Before registering, though, she visits a boob doctor to become more acquainted with the breast augmentation procedure. He recommends an ideal cup size for her skinny frame and gives her instructions on how to simulate the experience of owning a larger set of knockers. According to his instructions, she boils a pre-determined amount of couscous and dries it out. After allowing it to cool, she divides the couscous into two mounds and packs them each into a piece of hosiery, which she then ties off, snipping away the excess hosiery with scissors, leaving her with two faux implants to put in her bra. These allow her, pre-surgery, to become accustomed to the weight of carrying the extra boobage, as well as gauge reaction to her new beamers while walking around in public.

The camera follows her through the streets of London, sporting her homemade implants in a tight top. They not only look real, and huge, but the knots where the hosiery has been tied off make her seem like she has hard, thumb-sized nipples, as well. Her faux bust proceeds to stop traffic. Giggling, she points out the gawkers and is all too amused by how her couscous-enhanced blockbusters are disrupting the pedestrian street scene.
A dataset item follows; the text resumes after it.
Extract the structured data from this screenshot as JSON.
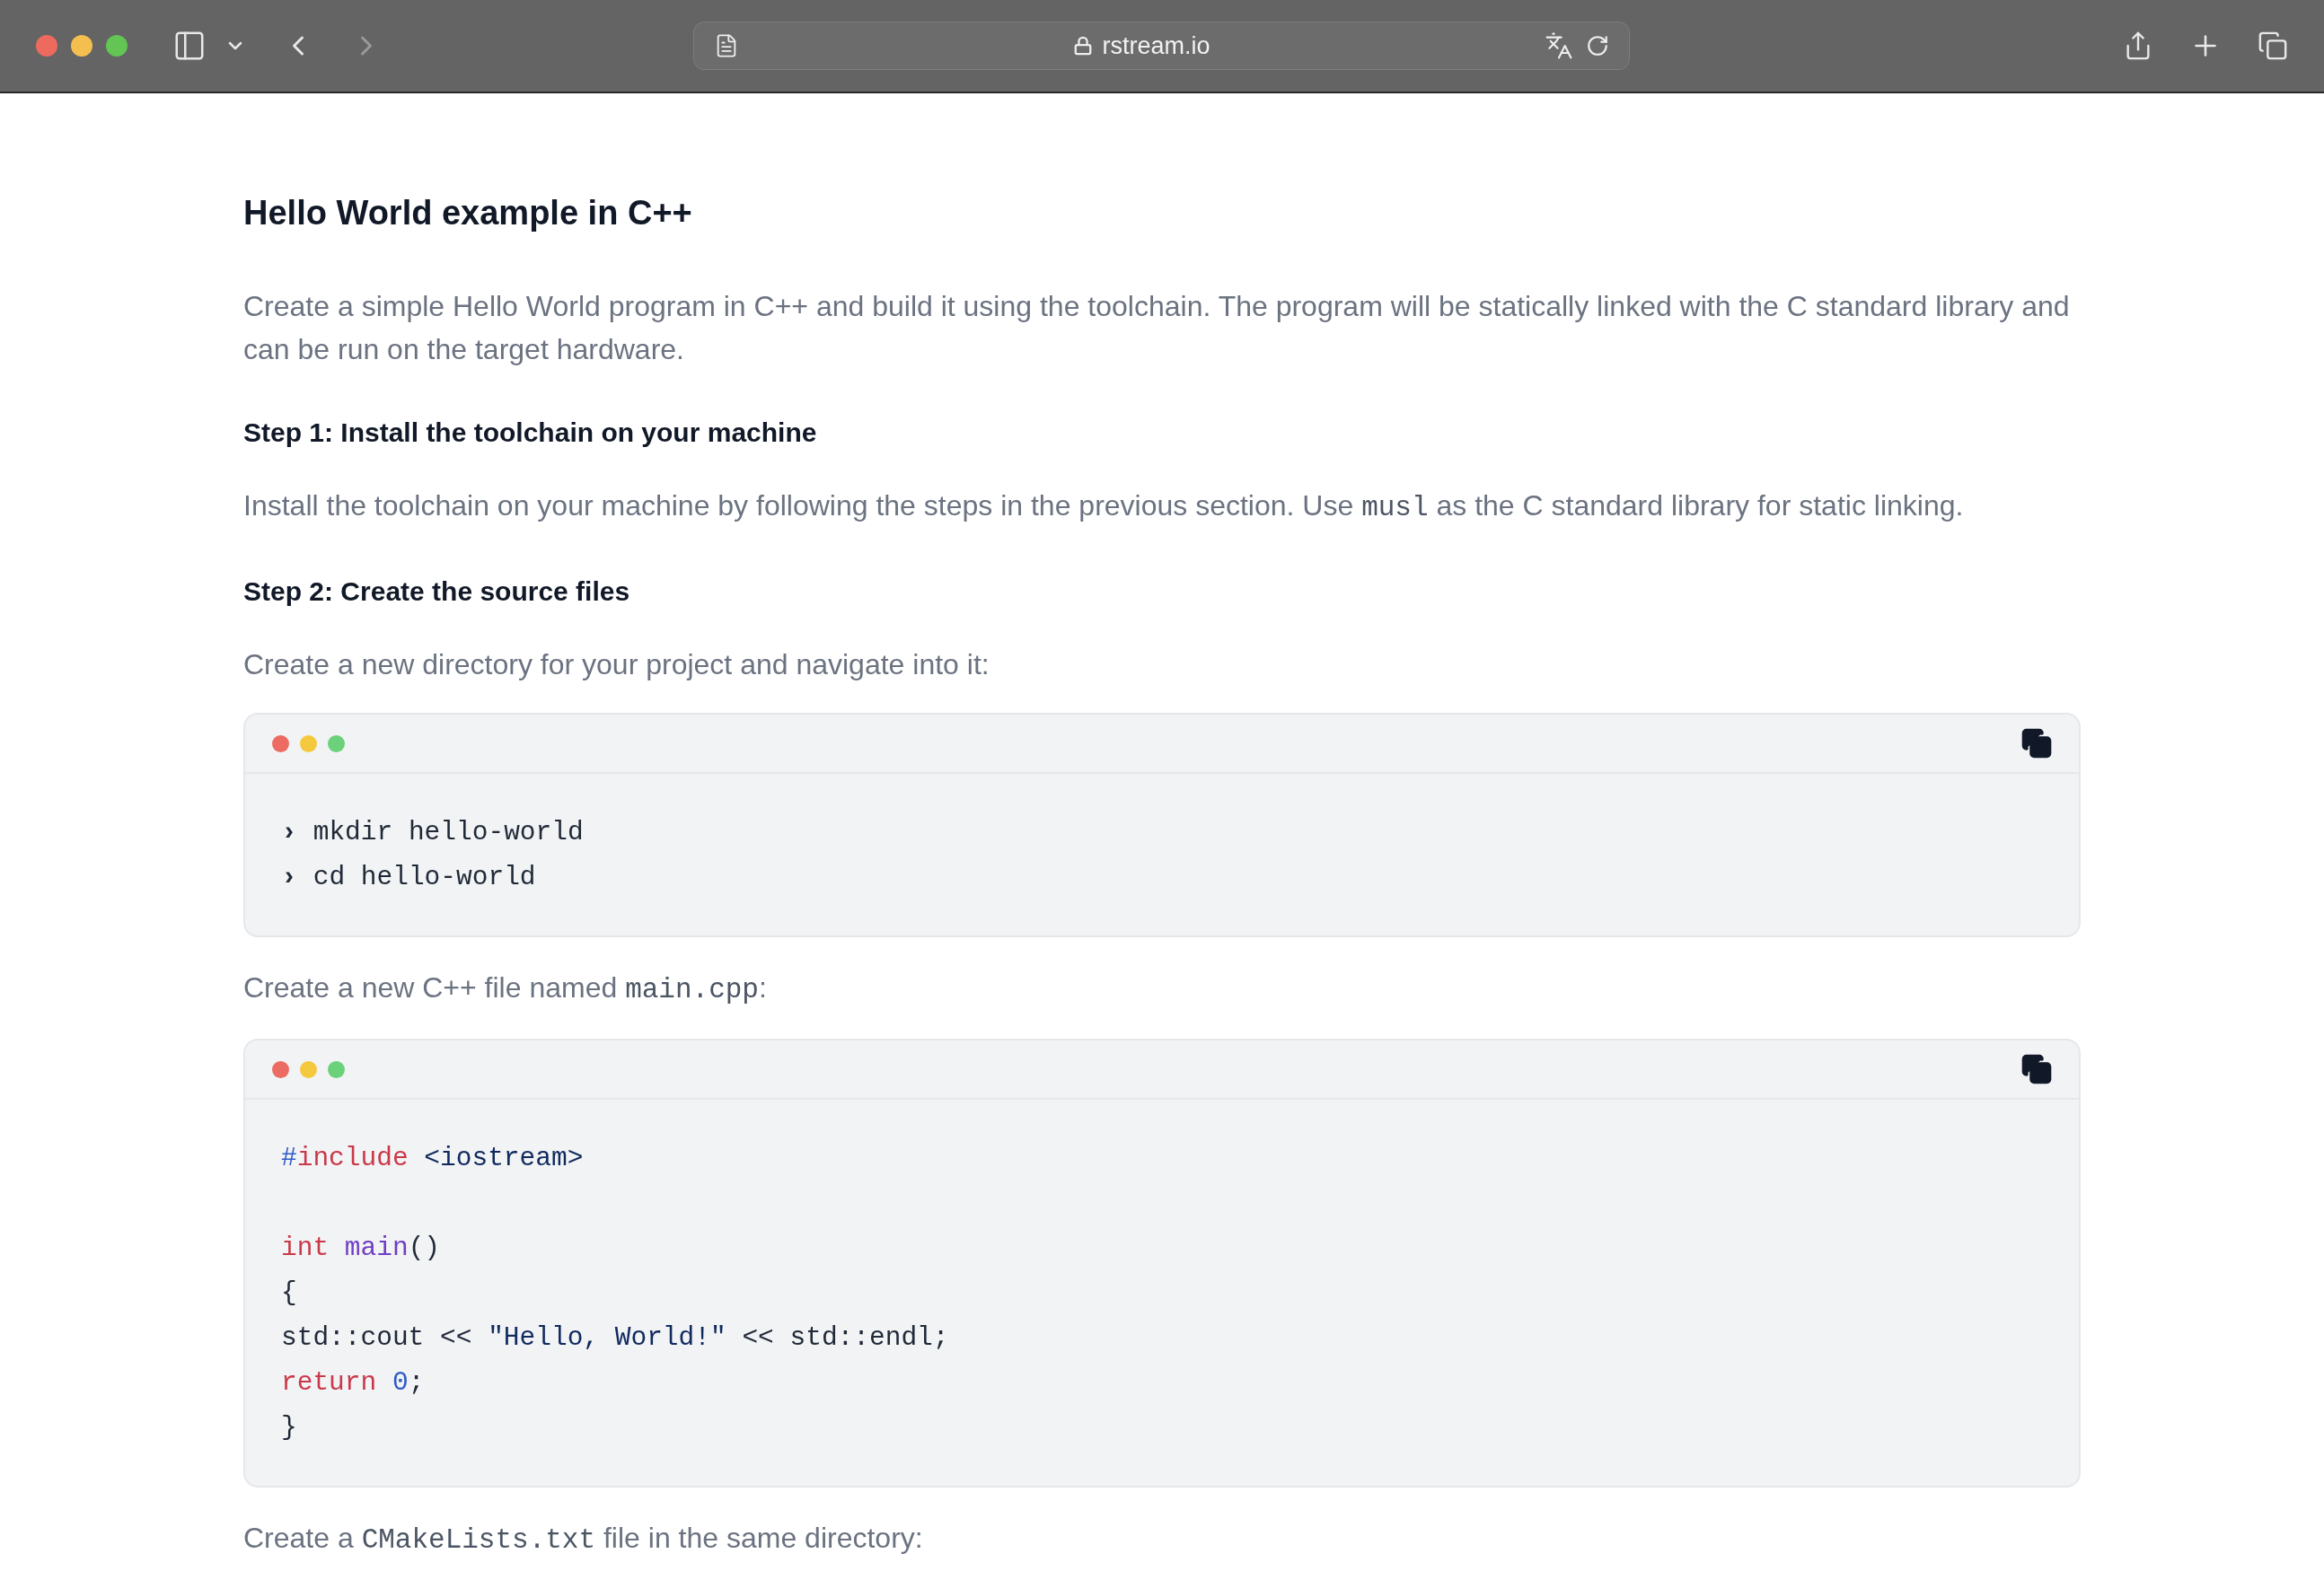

Up to this point, the documentary has been nothing but supportive and understanding of these women and their particular struggles with their body image issues. Here, though, it finally suggests the ridiculousness of these girls' obsession with their lack of tit. As she walks down the street -- shaking her fake howitzers and turning heads left and right -- nonchalantly, she says that this, of course, is not why she wants bigger boobs. This kind of attention is an unwanted side-effect, she says, at which point the driver of a van pulls over to the curb and asks her if she has a boyfriend.

All the while, the makers of the documentary have chosen the Stone Roses song, "I Wanna To Be Adored" as the soundtrack playing through this segment. For those of you unfamiliar with the song, its lyrics consist of the following:

I don't have to sell my soul / He's already in me. / I don't need to sell my soul. / He's already in me. / I wanna be adored. / I wanna be adored. / I wanna, I wanna / I wanna be adored. / I wanna, I wanna / I gotta be adored.

I had planned to wrap up this post by asking how these attractive and otherwise intelligent women could become so deluded that they see themselves as ugly because they lack a robust bust? Is it a personal obsession? Are they damned, as the Stone Roses song suggests, with their vanity attributed to the Devil (He) inside of them? Or is the superficiality and materiality of our postmodern society to blame for these women not being able to see themselves for the beauties that they are?

Then I realized that I was making an assumption in this questioning -- that these women are, in fact, beautiful. One could argue they are not, and that presupposition would entail a different line of questioning.

However, I personally could never make such an argument, and I realize it is because of a superficial bias all my own -- I am entirely too attracted to hearing British women talk about their breasts, big or small, to speak about them objectively. (Btw, there is another BBC documentary "My Big Breasts And Me" dealing with the flip side of the coin.)

I always found the British accent to be alluring, but when discussing this topic of conversation in particular, it's simply irresistible. Perhaps I need help with this infatuation as much as they do. Maybe there's a Web site out there for me to turn to.


Anonymous said...

Perhaps you should consider breast augmentation for yourself, then you could look at them all day. Not sure how to address the british accent issue though, maybe linguistic classes?

Sam said...

P.S. The Asian girl is Australian, with a very distinct Australian accent.